26842 Developing Anti-Smoking Media Campaign Messages: Should Messages Differ by Race or Gender?

Sarah Parvanta, MPH, Laura Gibson, PhD and Mihaela Johnson, PhD, Annenberg School for Communication, University of Pennsylvania, Philadelphia, PA

Theoretical Background and research questions/hypothesis: Gender and racial disparities in smoking rates or smoking-related health outcomes exist. However, debate persists over the necessity of segmenting health messages in media campaigns by race or gender to reduce health disparities within these groups.  Thus, the present analysis examines whether the association between beliefs about quitting smoking and intention to quit smoking differ by race or gender, one criterion for choosing the focus of messages. 

Methods: Data came from the formative evaluation of an anti-smoking media campaign in Philadelphia, Pennsylvania; the campaign is part of the CDC Communities Putting Prevention to Work initiative. A representative sample of adult smokers (N=501) from Philadelphia answered questions about their beliefs and intentions regarding smoking cessation. Twenty-nine cessation beliefs were considered for analysis.  To test whether race (White or Black) moderated the association of these beliefs on cessation intention, we included the interaction of race and belief in multiple linear regression models predicting cessation intention. In separate models, we tested whether gender moderated the belief-intention relationships.
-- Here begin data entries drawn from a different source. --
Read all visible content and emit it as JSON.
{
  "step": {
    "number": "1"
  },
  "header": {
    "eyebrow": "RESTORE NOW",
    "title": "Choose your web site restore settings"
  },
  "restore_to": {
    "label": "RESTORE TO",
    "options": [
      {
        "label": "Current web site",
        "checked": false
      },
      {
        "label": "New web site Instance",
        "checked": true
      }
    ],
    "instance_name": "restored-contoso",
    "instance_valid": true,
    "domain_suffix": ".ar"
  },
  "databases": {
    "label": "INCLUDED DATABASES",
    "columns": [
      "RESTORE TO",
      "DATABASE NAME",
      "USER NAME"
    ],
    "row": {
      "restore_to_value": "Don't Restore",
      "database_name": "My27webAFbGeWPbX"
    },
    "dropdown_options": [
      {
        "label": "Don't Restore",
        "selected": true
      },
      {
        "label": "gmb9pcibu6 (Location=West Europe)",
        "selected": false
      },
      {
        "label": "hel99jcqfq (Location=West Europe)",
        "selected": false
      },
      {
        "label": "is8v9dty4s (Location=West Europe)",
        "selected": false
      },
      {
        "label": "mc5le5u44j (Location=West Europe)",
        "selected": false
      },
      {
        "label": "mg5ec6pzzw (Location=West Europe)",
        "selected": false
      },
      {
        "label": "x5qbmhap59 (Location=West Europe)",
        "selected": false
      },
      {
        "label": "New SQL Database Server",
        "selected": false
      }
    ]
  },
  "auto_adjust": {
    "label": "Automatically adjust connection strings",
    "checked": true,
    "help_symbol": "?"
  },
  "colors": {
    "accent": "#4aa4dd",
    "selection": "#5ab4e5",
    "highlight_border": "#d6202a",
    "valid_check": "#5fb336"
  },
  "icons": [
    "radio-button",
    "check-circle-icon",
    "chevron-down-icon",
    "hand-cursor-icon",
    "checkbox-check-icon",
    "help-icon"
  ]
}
Results: Black smokers reported significantly higher intentions to quit smoking compared to White smokers.  Intention to quit did not differ by gender. Among the entire sample, 11 beliefs were significantly related to intentions to quit smoking. Among the race moderation models, three interactions were statistically significant (p ≤ 0.01). Beliefs corresponding to these interactions were 1) using help to quit smoking is a sign of weakness; 2) confidence to manage intense cravings; and 3) confidence to manage irritability after quitting. These interactions indicated that increasing agreement with the belief was more associated with higher intentions to quit smoking among White than Black smokers (indeed none of the three were significantly associated with intentions for Black respondents). In the gender moderation analyses, only one interaction was statistically significant; female respondents showed a stronger association between the belief that quitting smoking would increase energy to do enjoyable activities and intention to quit.   

Conclusions: The results show that almost all beliefs about quitting smoking are not differentially associated with cessation intentions by race or gender, although many showed significant overall associations.  The significant interactions in the race analysis were in the same direction and highly significant, suggesting that those detected differences are not by chance, and would suggest that messages promoting these three beliefs would be inappropriate for an audience that included Black and White smokers.  Given that only one in 29 gender interactions produced a significant finding, that result may well be due to chance, and could be ignored. 

Implications for research and/or practice: Before allocating resources to develop and disseminate anti-smoking messages, campaign planners should consider how the effects of those messages might differ across various sub-audiences, particularly groups at higher risk for poor health behaviors and outcomes.  Finding a single message that resonates with the entire audience would keep message development and advertising costs low. The present study shows there are a number of beliefs about cessation that would resonate with Blacks and Whites and men and women smokers.